Chino Moreno: ††† offers good balance and a change of pace
Released earlier this year, †††’s self-titled debut album features another side of singer Chino Moreno. While Moreno is known for, as he puts it, “screaming his head off” with the heavy-hitting Deftones, he tones things down for the trip-hop, electronica-influenced †††. He recently phone us from his from his Oregon home where he moved about six months ago (“it’s a nice change of pace,” he says of his new turf) to talk about the band’s upcoming tour.
You just played in Australia. What was that experience like?
I was there with Deftones in February and then I returned in March with †††. I was there a couple of times within the same month. It was summer down there at the time so it was a good change of scenery. Good shows. For ††† being a relatively new band, we had a good response. That tour was more of a heavy rock tour, for us, we a little bit of the outcast but that benefited us because we were something different.
Talk about how the band first came together. It was 2011, right?
We didn’t start playing together then. It was just a project of recording some music. [Guitarist] Shaun [Lopez] and [producer] Chuck [Doom] had been writing some songs together. I didn’t know Chuck at that point. I had known Shaun for a long time since we were both from Sacramento. We had played together in similar bands and toured together. We lived close to each other when I used to live in Los Angeles. I used to stop into his studio there just to see what he was working on. One time he was working with Chuck. I immediately liked what I heard. I heard my voice weaving in and out of the songs. They were straightforward and more electronically based. It wasn’t like a band per se. We were laying down these ideas into the computer and, once the foundation was there, we started tweaking them with different sounds. I really liked the idea. It wasn’t another band. It was just a recording project. I threw down a couple of ideas and before we knew it, we had an album of material. Not all of it was finished but it was all pretty close. We felt like we should put it out in an unconventional way. Not announce the group, but instead put a series of EPs for free.
You’ve said the band resembles the music you listen to.
I listen to a lot of different music. Some of my favorite has always been electronic-tinged. Ever since a kid, I remember listening to a lot of New Wave that was more synthesizer- and drum-machine-based, though I have an appreciation for all types of music.
The music has been described as “witch house.” Is that accurate?
I don’t think it’s a real genre per se. There are a few artists in that genre who are really good. I don’t feel like we’re trying to be a part of that scene. But there are some great witch house artists. It’s like downtempo screwed down hip-hop beats done with screwed down vocals and dark overtones. I don’t think we are reaching to be part of any kind of genre. There are some elements of that music in our music.

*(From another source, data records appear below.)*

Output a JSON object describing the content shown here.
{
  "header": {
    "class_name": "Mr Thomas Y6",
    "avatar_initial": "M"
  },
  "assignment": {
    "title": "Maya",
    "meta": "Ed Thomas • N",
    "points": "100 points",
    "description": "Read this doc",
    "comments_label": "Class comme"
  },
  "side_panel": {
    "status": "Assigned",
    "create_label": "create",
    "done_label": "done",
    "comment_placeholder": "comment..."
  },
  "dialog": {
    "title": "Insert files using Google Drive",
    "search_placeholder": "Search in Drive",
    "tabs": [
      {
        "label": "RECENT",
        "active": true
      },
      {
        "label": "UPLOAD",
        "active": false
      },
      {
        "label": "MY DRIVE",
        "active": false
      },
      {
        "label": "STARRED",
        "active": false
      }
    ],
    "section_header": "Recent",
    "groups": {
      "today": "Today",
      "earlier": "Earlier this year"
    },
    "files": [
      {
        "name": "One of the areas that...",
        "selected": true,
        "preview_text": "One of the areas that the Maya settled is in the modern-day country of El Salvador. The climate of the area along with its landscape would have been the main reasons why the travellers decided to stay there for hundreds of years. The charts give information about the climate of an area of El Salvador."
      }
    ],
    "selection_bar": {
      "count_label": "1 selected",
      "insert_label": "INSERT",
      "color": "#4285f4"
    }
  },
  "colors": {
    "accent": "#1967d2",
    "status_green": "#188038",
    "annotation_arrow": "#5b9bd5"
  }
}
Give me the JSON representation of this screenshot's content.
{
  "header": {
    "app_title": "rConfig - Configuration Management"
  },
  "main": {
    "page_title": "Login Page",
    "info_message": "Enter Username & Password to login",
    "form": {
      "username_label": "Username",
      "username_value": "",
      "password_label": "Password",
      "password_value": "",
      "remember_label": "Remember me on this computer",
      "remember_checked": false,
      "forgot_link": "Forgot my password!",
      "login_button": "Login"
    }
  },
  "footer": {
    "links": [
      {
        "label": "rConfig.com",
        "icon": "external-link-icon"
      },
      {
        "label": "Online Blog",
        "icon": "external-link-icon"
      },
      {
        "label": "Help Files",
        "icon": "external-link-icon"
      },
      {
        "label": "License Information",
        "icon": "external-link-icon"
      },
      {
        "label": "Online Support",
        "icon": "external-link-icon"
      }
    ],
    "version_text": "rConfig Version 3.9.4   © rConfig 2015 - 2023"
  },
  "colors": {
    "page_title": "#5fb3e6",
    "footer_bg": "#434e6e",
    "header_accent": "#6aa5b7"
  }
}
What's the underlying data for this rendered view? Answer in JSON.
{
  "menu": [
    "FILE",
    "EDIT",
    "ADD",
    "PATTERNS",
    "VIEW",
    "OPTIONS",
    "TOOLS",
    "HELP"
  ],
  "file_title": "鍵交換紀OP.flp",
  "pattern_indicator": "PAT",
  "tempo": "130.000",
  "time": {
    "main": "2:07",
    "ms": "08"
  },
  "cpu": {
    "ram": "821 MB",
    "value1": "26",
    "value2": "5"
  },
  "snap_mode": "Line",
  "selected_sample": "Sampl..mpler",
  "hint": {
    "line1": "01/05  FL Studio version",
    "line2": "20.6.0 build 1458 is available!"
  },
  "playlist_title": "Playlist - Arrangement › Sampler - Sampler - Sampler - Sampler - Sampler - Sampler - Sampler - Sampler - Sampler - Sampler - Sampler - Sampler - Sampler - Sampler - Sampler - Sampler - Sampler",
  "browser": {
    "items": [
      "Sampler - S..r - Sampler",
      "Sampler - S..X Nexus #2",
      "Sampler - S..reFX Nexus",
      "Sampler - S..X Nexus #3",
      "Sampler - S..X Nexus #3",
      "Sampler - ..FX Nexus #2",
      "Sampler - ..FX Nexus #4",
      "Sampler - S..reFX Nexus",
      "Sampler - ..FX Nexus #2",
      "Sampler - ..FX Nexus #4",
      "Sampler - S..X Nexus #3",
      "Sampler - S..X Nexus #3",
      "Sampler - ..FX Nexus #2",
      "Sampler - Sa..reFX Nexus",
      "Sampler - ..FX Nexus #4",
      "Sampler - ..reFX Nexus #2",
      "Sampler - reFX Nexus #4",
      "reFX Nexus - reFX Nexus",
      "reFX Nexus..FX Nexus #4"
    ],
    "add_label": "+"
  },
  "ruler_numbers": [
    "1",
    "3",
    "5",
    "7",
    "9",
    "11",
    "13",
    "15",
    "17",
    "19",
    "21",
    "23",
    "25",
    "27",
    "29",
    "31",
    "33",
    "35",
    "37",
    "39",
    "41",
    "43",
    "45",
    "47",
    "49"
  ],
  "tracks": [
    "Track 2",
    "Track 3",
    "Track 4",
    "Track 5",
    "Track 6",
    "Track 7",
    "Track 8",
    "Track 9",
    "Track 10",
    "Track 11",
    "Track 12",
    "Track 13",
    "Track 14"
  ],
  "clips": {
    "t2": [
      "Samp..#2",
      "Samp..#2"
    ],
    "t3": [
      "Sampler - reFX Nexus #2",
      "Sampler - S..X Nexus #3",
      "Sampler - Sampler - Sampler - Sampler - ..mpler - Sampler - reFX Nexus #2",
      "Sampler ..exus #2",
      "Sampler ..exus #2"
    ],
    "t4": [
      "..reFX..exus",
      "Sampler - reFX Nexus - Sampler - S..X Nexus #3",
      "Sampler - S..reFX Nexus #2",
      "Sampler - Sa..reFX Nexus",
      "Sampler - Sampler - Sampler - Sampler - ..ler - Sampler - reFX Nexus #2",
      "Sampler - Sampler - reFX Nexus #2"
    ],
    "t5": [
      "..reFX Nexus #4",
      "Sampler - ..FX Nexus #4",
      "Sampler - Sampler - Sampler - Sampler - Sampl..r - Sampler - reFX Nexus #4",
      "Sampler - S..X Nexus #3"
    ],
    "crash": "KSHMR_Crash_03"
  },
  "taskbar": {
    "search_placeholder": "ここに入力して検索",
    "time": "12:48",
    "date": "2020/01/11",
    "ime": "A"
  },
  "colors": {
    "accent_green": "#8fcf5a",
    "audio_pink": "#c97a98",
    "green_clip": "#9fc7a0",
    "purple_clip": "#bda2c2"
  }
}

How challenging is it to sing this music?
As much as I am known as a screamer and have been screaming, I started screaming because I didn’t know how to sing. It was an aggressive way of emitting emotion. It wasn’t that popular back then. There was nobody screaming at the time. I loved to sing and I wanted to sing but I have to practice a lot. I sang a lot with the Deftones. I’m still learning to use my voice. With this project in particular, there’s less aggressive stuff happening musically. It didn’t require those emotions as much from me as much as Deftones stuff which tends to be harder edged.
That video for “The Epilogue” is really trippy. Talk about what you were going for.
Honestly, I don’t have much to do with them. That’s mostly Shaun. I don’t like doing videos. The music paints one picture for me and anytime I see visuals, it takes it out of what it’s supposed to be. There are some great ones. I don’t think I’ve ever been a part of them. I do love when the visuals match up. I’m not the kind of artist who is good at directing videos or with coming up with treatments. A lot of times it’s left up to the director. I don’t dislike the video. I’m just not a fan of that stuff.
Do you find Deftones fans like †††?
Of course. The people who grabbed onto it are the people who follow Deftones and my career. Not all of them like it. Some of the fans don’t like it. Some of them just want to hear me scream my head off. I understand that. People who were first curious to hear it are Deftones fans. Our hope is that it expands beyond that.
Has this band become a priority?
For me, Deftones is always my priority. It’s what I’ve been doing since I was 15 years old. I still love it. It’s not like I do a side project because I’m unfulfilled with Deftones. I’m very fulfilled with what we do artistically and even financially. For fun, I do other projects. All this †††’s music I made in my downtime. I never stopped Deftones. So far, it has fit in pretty well. I am double tasking right now because I’m writing a Deftones record while I tour with †††. They’re two sides of the brain. The only time they would butt heads is if I try to write two records at a time. I feel like if I’m writing something, I like to focus on that stuff. Playing shows, I feel like it’s a good balance because I can put on a different hat and write Deftones material. It seems to work.
††† doesn’t tour much.
Not that much. The record came out three months ago and before the record came out we did a week there and a week here. We did a week on the west coast. We did a week down south like in Texas and the Southwest. We’ve yet to do an East Coast tour which is what we have coming up. I’m excited about that. It’s nothing too intense. We do it as it comes. That’s what keeps it fun.
And who’s in the live band?
It’s the three of us but we have a live drummer and another guitar player.
Is it difficult to play the songs live?
Not really. In the beginning it was. We had to figure out how to do it. When you have something that comes from a synthetic place, you have to make it work live so that the songs are completely different and you don’t want to just play along to the record. We made it organic, but true to the record. I feel like there’s more of a rock edge to the live version but it works well.
Talk a bit about your legacy. What stands out as highlights and what motivates you to keep going even as the record industry has collapsed?
The good thing is that even though the record industry has changed we never relied on the industry that much. It was more about us going out and playing shows and having fun. We built our career on touring early on and have maintained our career. Now that the record industry has plunked, we can maintain it. The main thing is that we just have fun.
Upcoming 2014 Tour Dates
St. Louis, MO @ Pointfest
Cleveland, OH @ House of Blues
Pittsburgh, PA @ Altar Bar
Boston, MA @ Paradise Rock Club
Philadelphia, PA @ Theatre of the Living Arts
Charlotte, NC @ New Music Revolution at The Fillmore
Wilmington, NC @ Ziggy’s